In May, 2001, my home state of Rhode Island passed legislation that prohibits discrimination in housing, employment and public accommodations (specifically including bathrooms) on the basis of “gender identity or expression,” a phrase defined broadly to include people of trans, gender variant, or intersex experience, identity, or perceived experience or identity. Despite this legislation, people contact Lifelines Rhode Island, a trans advocacy organization, almost daily with accounts of discrimination and abuse. One case involved repeated mistreatment of a man of trans experience (designated female at birth) who had disabilities that made it difficult for him to advocate for himself. He shared Moses’s fear at challenging his oppressors. I helped him to relay his words to the state commission charged with investigating human rights abuse when he experienced the “sealed lips” reminiscent of Moses. During this process, I was surprised and unsettled to discover that our claim constituted the second case ever brought before the Rhode Island Commission for Human Rights (RICHR) for discrimination on the basis of gender identity or expression. I had falsely assumed that the ubiquitous violations about which I had been hearing had been reported more than once in almost seven years.

Discrimination against trans and gender variant people is perpetuated by store clerks who deny access to bathrooms consistent with the gender identities of their customers, leading many trans and gender variant people to develop bladder problems or social phobia; by the doctors who refuse to provide basic medical care for trans and intersex patients; by the agencies that deny housing and employment to people whose genders differ from their birth assignments; and by those of us who assume that it is someone else’s responsibility to challenge this injustice, when the Jewish covenant with G-d demands that we fulfill that ethical obligation.

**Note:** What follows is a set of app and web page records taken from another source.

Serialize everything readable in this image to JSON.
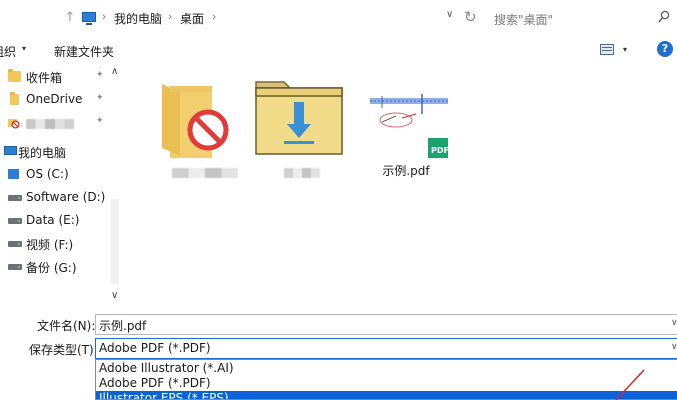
{
  "address": {
    "back_glyph": "←",
    "forward_glyph": "→",
    "up_glyph": "↑",
    "breadcrumb": [
      "我的电脑",
      "桌面"
    ],
    "separator": "›",
    "dropdown_glyph": "∨",
    "refresh_glyph": "↻",
    "search_placeholder": "搜索\"桌面\""
  },
  "toolbar": {
    "organize_label": "组织",
    "organize_arrow": "▾",
    "new_folder_label": "新建文件夹",
    "view_arrow": "▾",
    "help_label": "?"
  },
  "sidebar": {
    "scroll_up": "∧",
    "scroll_down": "∨",
    "pin_glyph": "✦",
    "items": [
      {
        "label": "收件箱",
        "icon": "folder-icon",
        "pinned": true
      },
      {
        "label": "OneDrive",
        "icon": "folder-icon",
        "pinned": true
      },
      {
        "label": "",
        "icon": "blocked-icon",
        "pinned": true
      },
      {
        "label": "我的电脑",
        "icon": "computer-icon",
        "pinned": false
      },
      {
        "label": "OS (C:)",
        "icon": "os-drive-icon",
        "pinned": false
      },
      {
        "label": "Software (D:)",
        "icon": "drive-icon",
        "pinned": false
      },
      {
        "label": "Data (E:)",
        "icon": "drive-icon",
        "pinned": false
      },
      {
        "label": "视频 (F:)",
        "icon": "drive-icon",
        "pinned": false
      },
      {
        "label": "备份 (G:)",
        "icon": "drive-icon",
        "pinned": false
      }
    ]
  },
  "files": [
    {
      "name": "",
      "icon": "blocked-folder-icon"
    },
    {
      "name": "",
      "icon": "download-folder-icon"
    },
    {
      "name": "示例.pdf",
      "icon": "pdf-file-icon",
      "badge": "PDF"
    }
  ],
  "form": {
    "filename_label": "文件名(N):",
    "filename_value": "示例.pdf",
    "filetype_label": "保存类型(T):",
    "filetype_value": "Adobe PDF (*.PDF)",
    "dropdown_glyph": "∨",
    "type_options": [
      "Adobe Illustrator (*.AI)",
      "Adobe PDF (*.PDF)",
      "Illustrator EPS (*.EPS)"
    ],
    "selected_option_index": 2
  },
  "colors": {
    "accent": "#0a64d6",
    "folder": "#f0c95a",
    "pdf_badge": "#1aa36f",
    "annotation": "#d22a2a"
  }
}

I meet many trans people with broken spirits. Most are not natural activists, but are simply human beings trying to survive. Most do not attend rallies or protests, fearing the loss of jobs, spouses and personal safety that would result. Weary from the barrage of insults and disrespect that they encounter daily, many have become like the Israelites in Egypt, too accustomed to their lot to muster the energy required for campaigns and strategies. It is my responsibility as an activist – and ours, as a people – to serve as advocates for these unaddressed grievances, to ensure that the experiences to which these voices bear witness are not silenced. As heirs to Aaron’s legacy, we inherit the sacred charge of using our speech to empower others and condemn injustice, in Jewish communities and in the world at large. Parashat Vaera reminds us of our spiritual obligation to empower others by speaking out and confronting those individuals and institutions in our communities who refuse to heed the message of equality.

Shabbat Shalom.